TIMETABLE TEACHING MATERIAL
Credits 20
Level 5
Semester 2
Prerequisites Sound, advanced Java programming skills
Availability Available only to MSc Advanced Computer Science, MSc Advanced Software Engineering, MSc Enterprise Information Systems, fifth year MEng Computer Science and fifth year MEng Computer & Electronic Systems students
Contact Lectures: 20 | Tutorials: 0 | Labs: 20
Assignments: 80 | Self study: 80
Assessment To be confirmed
Resit To be confirmed
Lecturer Dr John Wilson

General Aims

To help the student to an extended understanding of the deep technical issues underlying information systems in the particular context of distributing content over the world-wide web.

Learning Outcomes

On completion of the class, a student should be able to (to the extent appropriate for an MEng graduate):

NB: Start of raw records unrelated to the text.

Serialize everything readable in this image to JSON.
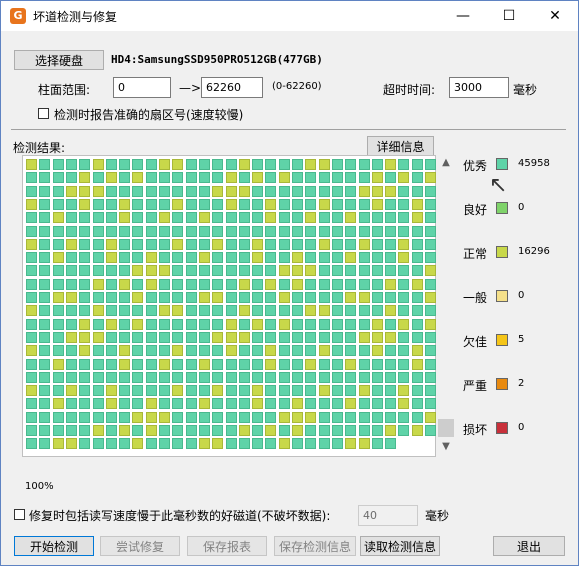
{
  "window": {
    "title": "坏道检测与修复",
    "minimize": "—",
    "maximize": "☐",
    "close": "✕"
  },
  "disk": {
    "select_button": "选择硬盘",
    "name": "HD4:SamsungSSD950PRO512GB(477GB)"
  },
  "range": {
    "label": "柱面范围:",
    "start": "0",
    "arrow": "—>",
    "end": "62260",
    "hint": "(0-62260)"
  },
  "timeout": {
    "label": "超时时间:",
    "value": "3000",
    "unit": "毫秒"
  },
  "report_sector": {
    "label": "检测时报告准确的扇区号(速度较慢)",
    "checked": false
  },
  "results": {
    "label": "检测结果:",
    "detail_button": "详细信息",
    "progress": "100%"
  },
  "legend": [
    {
      "label": "优秀",
      "count": "45958",
      "color": "#5fd3a8"
    },
    {
      "label": "良好",
      "count": "0",
      "color": "#7fd36a"
    },
    {
      "label": "正常",
      "count": "16296",
      "color": "#c8d84a"
    },
    {
      "label": "一般",
      "count": "0",
      "color": "#f5e08a"
    },
    {
      "label": "欠佳",
      "count": "5",
      "color": "#f5c518"
    },
    {
      "label": "严重",
      "count": "2",
      "color": "#e88a10"
    },
    {
      "label": "损坏",
      "count": "0",
      "color": "#c8303a"
    }
  ],
  "repair": {
    "label": "修复时包括读写速度慢于此毫秒数的好磁道(不破坏数据):",
    "value": "40",
    "unit": "毫秒",
    "checked": false
  },
  "buttons": {
    "start": "开始检测",
    "try_repair": "尝试修复",
    "save_report": "保存报表",
    "save_info": "保存检测信息",
    "read_info": "读取检测信息",
    "exit": "退出"
  },
  "scroll": {
    "up": "▲",
    "down": "▼"
  },
  "grid": {
    "cols": 31,
    "rows": 22,
    "last_row_cells": 28,
    "cursor": "↖"
  }
}
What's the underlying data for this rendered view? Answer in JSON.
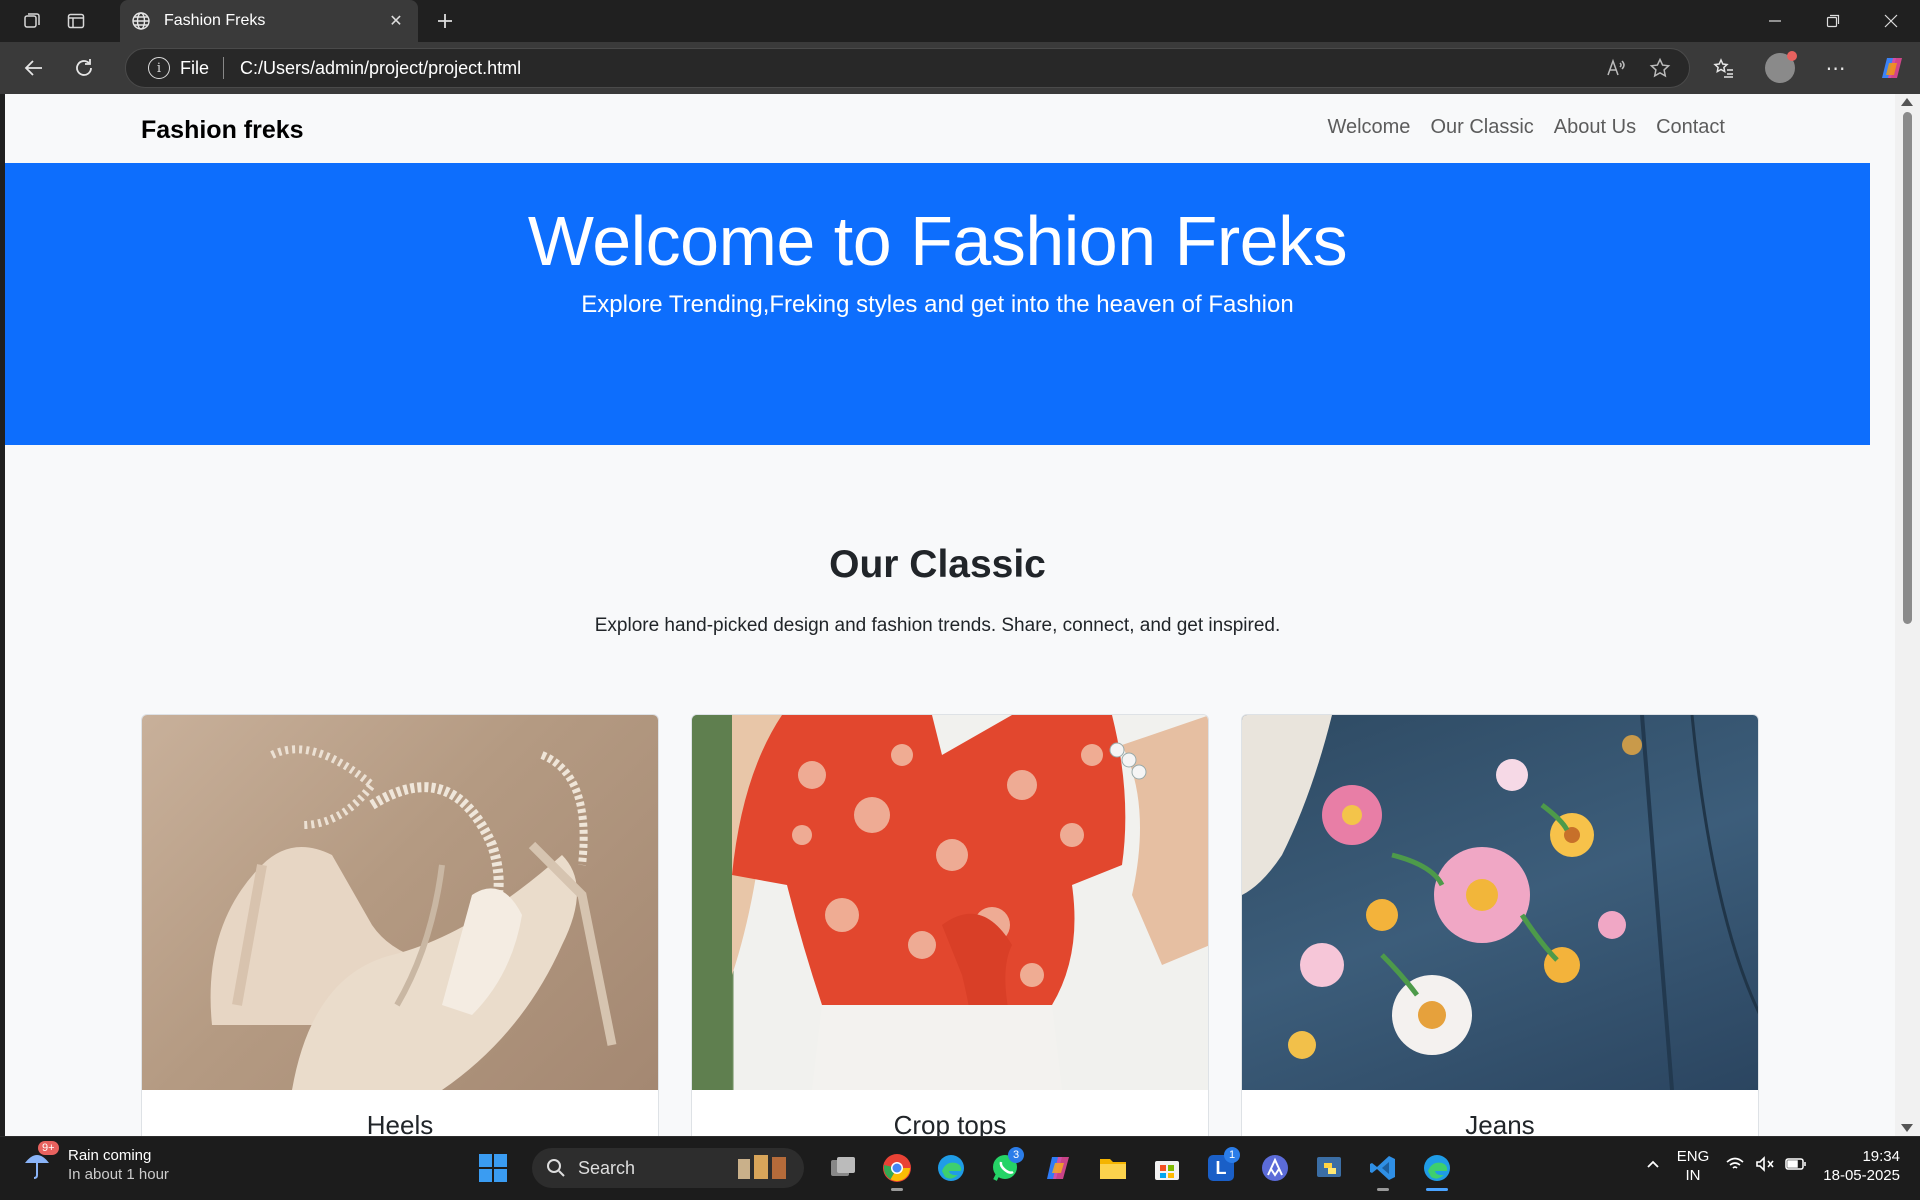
{
  "browser": {
    "tab_title": "Fashion Freks",
    "url_scheme_label": "File",
    "url": "C:/Users/admin/project/project.html"
  },
  "site": {
    "brand": "Fashion freks",
    "nav": [
      "Welcome",
      "Our Classic",
      "About Us",
      "Contact"
    ],
    "hero": {
      "title": "Welcome to Fashion Freks",
      "subtitle": "Explore Trending,Freking styles and get into the heaven of Fashion",
      "bg_color": "#0d6efd"
    },
    "classic": {
      "heading": "Our Classic",
      "text": "Explore hand-picked design and fashion trends. Share, connect, and get inspired."
    },
    "cards": [
      {
        "title": "Heels"
      },
      {
        "title": "Crop tops"
      },
      {
        "title": "Jeans"
      }
    ]
  },
  "taskbar": {
    "weather_badge": "9+",
    "weather_title": "Rain coming",
    "weather_sub": "In about 1 hour",
    "search_label": "Search",
    "whatsapp_badge": "3",
    "l_badge": "1",
    "lang_line1": "ENG",
    "lang_line2": "IN",
    "time": "19:34",
    "date": "18-05-2025"
  }
}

  • understand how to approach the design of a distributed global application and choose an appropriate technology for each of its components
  • appreciate the range of issues involved in the development and maintenance of an application that potentially involves access by many users but also may be updated by editors whose ability to change must be limited
  • demonstrate an ability to address through relevant implementation a range of the deep technical issues underlying the realisation of globally distributed information systems

Syllabus

Topics to be selected from:

  • Review of the fundamental principles of database management systems.
  • Query processing and query optimisation.
  • Review of Multi-tier architectures and Internet applications, XML data, P2P data management.
  • The history of the Semantic Web. Syntactic vs semantic web. Ontologies.
  • The layered approach to the Semantic Web. XML, the tree model of XML documents, XML Schema
  • Querying XML documents, XPath.
  • RDF (Resource Description Framework). RDF Schema. RDF/S semantics.
  • Ontology engineering.
  • Query design in directed, labelled graphs with SPARQL.
  • Introduction to Description Logic.
  • Proof and Trust in the Semantic Web.
  • OWL
  • Web technologies including Web data mining and collaborative quality filtering.
  • Technology for developing countries.

Recommended Text/Reading*

* This list is indicative only – the class lecturer may recommend alternative reading material. Please do not purchase any of the reading material listed below until you have confirmed with the class lecturer that it will be used for this class.

Database Systems R. Elmasri and S. Navathe 2011

Semantic Web Primer G. Antoniou 2008